[Items from an interface collection]
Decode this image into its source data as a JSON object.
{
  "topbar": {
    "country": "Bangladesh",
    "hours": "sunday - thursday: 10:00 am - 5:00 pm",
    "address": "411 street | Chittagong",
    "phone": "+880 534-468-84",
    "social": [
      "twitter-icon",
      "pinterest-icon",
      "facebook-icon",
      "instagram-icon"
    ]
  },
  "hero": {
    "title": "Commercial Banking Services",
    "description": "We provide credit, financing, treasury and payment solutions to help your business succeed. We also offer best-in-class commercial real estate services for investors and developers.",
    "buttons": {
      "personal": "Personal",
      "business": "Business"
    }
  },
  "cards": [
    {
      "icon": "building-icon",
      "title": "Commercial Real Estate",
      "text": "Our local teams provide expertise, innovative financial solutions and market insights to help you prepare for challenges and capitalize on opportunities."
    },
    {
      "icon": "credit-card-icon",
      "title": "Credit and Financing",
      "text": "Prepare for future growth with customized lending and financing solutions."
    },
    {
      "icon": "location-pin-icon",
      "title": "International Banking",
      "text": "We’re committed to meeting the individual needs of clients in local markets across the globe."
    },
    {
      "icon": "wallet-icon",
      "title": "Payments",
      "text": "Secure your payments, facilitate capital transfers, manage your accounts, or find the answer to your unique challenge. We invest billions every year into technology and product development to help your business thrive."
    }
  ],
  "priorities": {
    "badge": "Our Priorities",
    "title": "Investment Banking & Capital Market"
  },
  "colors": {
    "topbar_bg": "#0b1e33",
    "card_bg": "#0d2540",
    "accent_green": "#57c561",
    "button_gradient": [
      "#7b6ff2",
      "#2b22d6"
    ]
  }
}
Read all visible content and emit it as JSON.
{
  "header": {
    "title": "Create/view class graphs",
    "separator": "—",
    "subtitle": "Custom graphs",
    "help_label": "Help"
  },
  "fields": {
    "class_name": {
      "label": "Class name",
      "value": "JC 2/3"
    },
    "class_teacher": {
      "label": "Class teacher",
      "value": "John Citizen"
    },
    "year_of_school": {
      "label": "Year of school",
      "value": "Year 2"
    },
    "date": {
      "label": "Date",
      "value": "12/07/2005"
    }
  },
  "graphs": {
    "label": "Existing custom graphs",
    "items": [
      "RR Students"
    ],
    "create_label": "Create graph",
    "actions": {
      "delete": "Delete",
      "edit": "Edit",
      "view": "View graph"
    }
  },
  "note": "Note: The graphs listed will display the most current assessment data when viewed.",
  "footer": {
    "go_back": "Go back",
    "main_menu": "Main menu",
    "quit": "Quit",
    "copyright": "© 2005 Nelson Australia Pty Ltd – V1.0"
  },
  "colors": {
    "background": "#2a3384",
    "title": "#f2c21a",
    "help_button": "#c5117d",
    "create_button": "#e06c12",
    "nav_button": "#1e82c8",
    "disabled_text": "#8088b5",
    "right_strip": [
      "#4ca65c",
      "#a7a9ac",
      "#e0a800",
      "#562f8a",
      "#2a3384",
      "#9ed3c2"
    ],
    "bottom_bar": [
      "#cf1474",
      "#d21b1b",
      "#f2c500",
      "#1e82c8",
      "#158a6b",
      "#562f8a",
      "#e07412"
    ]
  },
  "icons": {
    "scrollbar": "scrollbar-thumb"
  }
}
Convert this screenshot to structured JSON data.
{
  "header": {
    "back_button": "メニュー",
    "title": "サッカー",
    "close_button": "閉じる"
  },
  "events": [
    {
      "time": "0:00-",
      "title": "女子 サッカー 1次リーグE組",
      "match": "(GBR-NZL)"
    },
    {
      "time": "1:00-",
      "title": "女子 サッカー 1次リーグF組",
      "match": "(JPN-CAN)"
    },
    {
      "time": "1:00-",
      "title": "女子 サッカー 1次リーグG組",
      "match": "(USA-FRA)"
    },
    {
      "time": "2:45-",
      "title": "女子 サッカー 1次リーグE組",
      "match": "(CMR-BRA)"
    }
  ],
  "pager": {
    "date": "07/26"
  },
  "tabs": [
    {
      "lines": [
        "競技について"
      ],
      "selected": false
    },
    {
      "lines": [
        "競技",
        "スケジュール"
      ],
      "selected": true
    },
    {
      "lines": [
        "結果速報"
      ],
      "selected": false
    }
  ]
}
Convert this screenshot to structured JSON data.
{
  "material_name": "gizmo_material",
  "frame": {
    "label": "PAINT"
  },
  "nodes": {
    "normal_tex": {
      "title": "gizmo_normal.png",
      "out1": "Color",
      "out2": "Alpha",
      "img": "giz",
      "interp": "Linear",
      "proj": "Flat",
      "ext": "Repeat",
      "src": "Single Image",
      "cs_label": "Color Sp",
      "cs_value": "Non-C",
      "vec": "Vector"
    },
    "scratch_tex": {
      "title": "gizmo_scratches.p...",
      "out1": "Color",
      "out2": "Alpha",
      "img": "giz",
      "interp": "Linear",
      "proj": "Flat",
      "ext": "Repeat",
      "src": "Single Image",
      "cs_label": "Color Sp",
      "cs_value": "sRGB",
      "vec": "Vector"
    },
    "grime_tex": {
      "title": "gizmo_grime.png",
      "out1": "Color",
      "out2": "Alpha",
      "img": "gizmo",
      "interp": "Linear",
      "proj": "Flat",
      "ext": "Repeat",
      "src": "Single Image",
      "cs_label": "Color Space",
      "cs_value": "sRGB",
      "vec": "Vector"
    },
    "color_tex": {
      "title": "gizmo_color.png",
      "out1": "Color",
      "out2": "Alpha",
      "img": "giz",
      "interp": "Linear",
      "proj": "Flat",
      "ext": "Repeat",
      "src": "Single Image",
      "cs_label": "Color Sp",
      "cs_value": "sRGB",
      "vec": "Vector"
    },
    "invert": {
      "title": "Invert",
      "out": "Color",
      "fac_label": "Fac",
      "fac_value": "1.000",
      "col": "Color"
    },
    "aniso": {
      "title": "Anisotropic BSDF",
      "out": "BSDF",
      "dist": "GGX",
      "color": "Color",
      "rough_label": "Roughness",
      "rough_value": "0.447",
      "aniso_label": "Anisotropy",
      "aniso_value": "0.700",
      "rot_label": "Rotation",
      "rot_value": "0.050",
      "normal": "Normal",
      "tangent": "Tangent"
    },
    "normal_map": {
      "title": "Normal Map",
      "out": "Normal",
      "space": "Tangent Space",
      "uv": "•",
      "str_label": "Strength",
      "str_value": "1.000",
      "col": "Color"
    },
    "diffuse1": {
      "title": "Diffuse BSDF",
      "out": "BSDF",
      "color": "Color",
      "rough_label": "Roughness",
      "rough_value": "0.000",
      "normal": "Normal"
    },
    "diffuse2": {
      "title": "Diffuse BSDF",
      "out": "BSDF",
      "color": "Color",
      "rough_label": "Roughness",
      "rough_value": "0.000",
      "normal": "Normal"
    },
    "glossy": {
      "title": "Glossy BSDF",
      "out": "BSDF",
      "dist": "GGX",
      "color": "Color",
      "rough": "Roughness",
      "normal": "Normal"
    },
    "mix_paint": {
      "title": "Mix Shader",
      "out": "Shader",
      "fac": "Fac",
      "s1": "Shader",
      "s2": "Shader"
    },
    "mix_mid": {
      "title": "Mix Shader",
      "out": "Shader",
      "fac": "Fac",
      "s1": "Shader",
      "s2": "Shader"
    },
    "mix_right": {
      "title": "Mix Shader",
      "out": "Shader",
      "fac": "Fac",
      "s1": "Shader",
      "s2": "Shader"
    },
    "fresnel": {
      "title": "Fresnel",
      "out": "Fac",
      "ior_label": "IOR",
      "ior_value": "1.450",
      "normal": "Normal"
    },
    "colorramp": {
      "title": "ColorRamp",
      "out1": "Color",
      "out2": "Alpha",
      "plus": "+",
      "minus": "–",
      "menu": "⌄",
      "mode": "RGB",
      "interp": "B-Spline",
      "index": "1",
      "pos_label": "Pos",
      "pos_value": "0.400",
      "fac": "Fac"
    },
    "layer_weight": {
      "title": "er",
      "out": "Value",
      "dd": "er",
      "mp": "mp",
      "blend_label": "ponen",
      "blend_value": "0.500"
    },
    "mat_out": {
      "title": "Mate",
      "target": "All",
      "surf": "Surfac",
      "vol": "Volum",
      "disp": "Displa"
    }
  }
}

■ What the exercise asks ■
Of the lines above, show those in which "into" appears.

■ Solution below ■
Decode this image into its source data as a JSON object.
      "text": "Secure your payments, facilitate capital transfers, manage your accounts, or find the answer to your unique challenge. We invest billions every year into technology and product development to help your business thrive."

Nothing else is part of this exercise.